Pasture management. I think it’s one of the hardest things for horse owners to get their minds around. It doesn’t matter where I go—Idaho, Washington State, Australia—I think it’s the number one question horse owners have.
Agency staff tell me the same thing, horse owners everywhere struggle with pasture issues: How do I get rid of weeds? How do I keep my horses from getting overweight? How can I improve my pastures? Why is an overgrazed pasture less healthy for my horse than tall grass?

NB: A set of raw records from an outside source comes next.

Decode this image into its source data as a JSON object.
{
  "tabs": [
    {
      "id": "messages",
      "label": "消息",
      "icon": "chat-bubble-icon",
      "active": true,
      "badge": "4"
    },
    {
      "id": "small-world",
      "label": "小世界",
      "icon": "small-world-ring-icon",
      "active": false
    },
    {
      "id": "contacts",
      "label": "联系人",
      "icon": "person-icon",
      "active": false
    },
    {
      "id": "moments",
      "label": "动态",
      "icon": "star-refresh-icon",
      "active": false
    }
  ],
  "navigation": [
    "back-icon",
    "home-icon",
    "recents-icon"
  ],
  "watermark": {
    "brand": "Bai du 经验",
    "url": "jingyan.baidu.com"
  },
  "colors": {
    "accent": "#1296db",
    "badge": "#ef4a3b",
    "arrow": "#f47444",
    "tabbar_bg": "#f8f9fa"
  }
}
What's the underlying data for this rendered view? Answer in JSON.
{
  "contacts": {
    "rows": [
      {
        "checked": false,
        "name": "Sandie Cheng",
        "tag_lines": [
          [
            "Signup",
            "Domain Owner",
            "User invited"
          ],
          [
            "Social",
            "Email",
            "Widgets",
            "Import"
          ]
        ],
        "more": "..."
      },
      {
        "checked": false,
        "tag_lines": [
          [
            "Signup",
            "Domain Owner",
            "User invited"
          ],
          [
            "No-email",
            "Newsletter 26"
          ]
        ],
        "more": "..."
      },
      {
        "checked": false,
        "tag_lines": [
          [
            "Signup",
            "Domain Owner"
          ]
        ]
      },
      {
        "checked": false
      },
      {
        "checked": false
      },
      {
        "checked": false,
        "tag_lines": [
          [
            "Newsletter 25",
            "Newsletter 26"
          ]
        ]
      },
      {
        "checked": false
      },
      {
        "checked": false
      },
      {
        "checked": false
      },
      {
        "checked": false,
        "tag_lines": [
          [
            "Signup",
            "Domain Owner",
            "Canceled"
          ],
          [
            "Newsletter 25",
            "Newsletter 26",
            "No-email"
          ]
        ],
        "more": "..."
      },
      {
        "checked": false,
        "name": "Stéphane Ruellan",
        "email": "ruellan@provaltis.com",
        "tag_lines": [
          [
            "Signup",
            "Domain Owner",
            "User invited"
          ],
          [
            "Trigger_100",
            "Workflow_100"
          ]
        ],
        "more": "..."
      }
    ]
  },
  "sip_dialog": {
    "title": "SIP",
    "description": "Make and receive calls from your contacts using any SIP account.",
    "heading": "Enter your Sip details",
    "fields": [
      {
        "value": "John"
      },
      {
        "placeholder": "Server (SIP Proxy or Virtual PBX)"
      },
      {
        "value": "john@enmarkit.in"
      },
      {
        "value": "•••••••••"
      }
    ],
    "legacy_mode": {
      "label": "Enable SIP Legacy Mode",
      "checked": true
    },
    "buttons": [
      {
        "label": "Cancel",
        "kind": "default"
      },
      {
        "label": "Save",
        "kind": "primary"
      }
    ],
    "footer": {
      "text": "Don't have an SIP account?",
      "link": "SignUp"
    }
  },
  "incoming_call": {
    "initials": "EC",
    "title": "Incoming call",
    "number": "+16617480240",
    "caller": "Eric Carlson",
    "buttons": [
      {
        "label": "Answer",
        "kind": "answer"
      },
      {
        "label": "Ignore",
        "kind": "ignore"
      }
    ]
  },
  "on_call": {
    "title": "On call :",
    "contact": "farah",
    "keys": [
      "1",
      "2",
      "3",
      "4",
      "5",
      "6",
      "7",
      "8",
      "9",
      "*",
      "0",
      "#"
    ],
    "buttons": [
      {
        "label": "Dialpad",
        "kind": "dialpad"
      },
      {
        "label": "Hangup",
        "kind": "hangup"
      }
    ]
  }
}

The answer to each of these questions is the same: good pasture management. Good pasture management will keep weeds at bay by not creating bare spots where weeds can invade. Good pasture management will help keep your horse from getting overweight since short, overgrazed pasture grasses have more sugars and taller pasture contains more fiber.
The best way to manage pastures is always through rotational grazing (for a peek at one rotational grazing system, watch for an upcoming farm tour slide show by Alayne on TheHorse.com.)
An affirmation of this for me was from my recent trip to Australia. No matter what topic my presentations were on, afterwards the audiences’ questions were predominately on pasture management.
Several times when I presented the option of rotational grazing as a solution I was met with a very quiet room or the reply that that technique doesn’t work in Australia. The interesting point about that is that I didn’t invent the concept of rotational grazing. Guess where those practices originated? The sheep industry in New Zealand and Australia! I was merely the messenger bringing the message home, full circle.
If you need help or a refresher on summer horse pasture management see the article below, attend a Horses for Clean Water event, check out the HCW website for tip sheets, or contact me for a consultation, which can be in person or over the phone.
I hope you and your horses enjoy the best that summer offers!